On this day in 1882, English author Alan Alexander Milne is born in Kilburn, London, UK, to his schoolmaster father and devoted mother. Best known for his works featuring the teddy bear Winnie-the-Pooh and noteworthy plays, Milne’s education at his father’s public school included instruction from, among others, futurist HG Wells.
Milne went on to attend Westminster School, London, and Trinity College, Cambridge, the latter on a mathematics scholarship. While at Cambridge, he edited and wrote for Granta magazine. He took a degree in mathematics in 1903 and thereafter moved to London to make a living as a freelance writer.
In 1906 Milne joined the staff of Punch, where he worked until 1914, writing humorous verse and whimsical essays. He was married in 1913, and in 1915, though a pacifist, Milne enlisted in the British Army in WW1, serving as an officer in the Royal Warwickshire Regiment and the Royal Corps of Signals. He was commissioned into the 4th Battalion, and was injured while serving in the Battle of the Somme.
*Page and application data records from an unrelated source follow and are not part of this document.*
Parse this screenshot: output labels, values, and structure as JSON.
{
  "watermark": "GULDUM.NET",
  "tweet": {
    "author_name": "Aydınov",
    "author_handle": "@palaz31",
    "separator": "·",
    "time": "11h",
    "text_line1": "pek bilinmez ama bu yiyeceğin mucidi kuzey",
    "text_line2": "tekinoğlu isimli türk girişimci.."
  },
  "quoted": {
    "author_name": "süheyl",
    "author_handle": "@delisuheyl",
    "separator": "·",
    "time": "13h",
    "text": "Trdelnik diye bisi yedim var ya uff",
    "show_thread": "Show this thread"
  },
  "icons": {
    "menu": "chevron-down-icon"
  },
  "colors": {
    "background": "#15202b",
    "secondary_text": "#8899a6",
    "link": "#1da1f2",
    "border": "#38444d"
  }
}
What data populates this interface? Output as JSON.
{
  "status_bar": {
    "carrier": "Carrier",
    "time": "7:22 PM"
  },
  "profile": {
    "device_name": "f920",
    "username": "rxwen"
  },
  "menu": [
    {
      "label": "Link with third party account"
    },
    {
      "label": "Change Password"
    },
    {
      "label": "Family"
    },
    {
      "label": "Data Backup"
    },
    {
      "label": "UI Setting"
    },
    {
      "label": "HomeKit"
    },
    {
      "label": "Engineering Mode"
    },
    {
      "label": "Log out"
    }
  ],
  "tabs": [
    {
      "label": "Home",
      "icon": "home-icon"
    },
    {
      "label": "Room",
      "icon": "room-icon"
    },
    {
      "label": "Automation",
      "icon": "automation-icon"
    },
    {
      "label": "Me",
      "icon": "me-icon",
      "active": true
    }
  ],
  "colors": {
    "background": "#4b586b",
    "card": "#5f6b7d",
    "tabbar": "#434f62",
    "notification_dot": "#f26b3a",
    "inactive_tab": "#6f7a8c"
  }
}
Recuperating in England, he was recruited into Military Intelligence to write propaganda articles for MI7 between 1916 and 1918. During WW2, Milne was a Captain of the Home Guard while in his 60’s.
Mustering out of the BEF in 1919, when Milne was not rehired by Punch, he turned his attention to playwriting. He achieved considerable success with a series of light comedies, including Mr. Pim Passes By (1921), and Michael and Mary (1930). Milne also wrote one memorable detective novel, The Red House Mystery (1922), and a children’s play, Make-Believe (1918), before stumbling upon his true literary métier with some verses written for his son, Christopher Robin. These grew into the collections When We Were Very Young (1924) and Now We Are Six (1927), and remain classics of light verse for children.
Though his body of work largely enjoys critical praise, it is overshadowed by his creation of Pooh, Christopher Robin and the various lovable creatures of the 100-acre wood. Today in fact marks national Winnie the Pooh Day in the UK and Canada, and reminds us of Milne’s most valuable words which should remain close at hand for each and all of us: “Promise me you’ll always remember: You’re braver than you believe, and stronger than you seem, and smarter than you think.”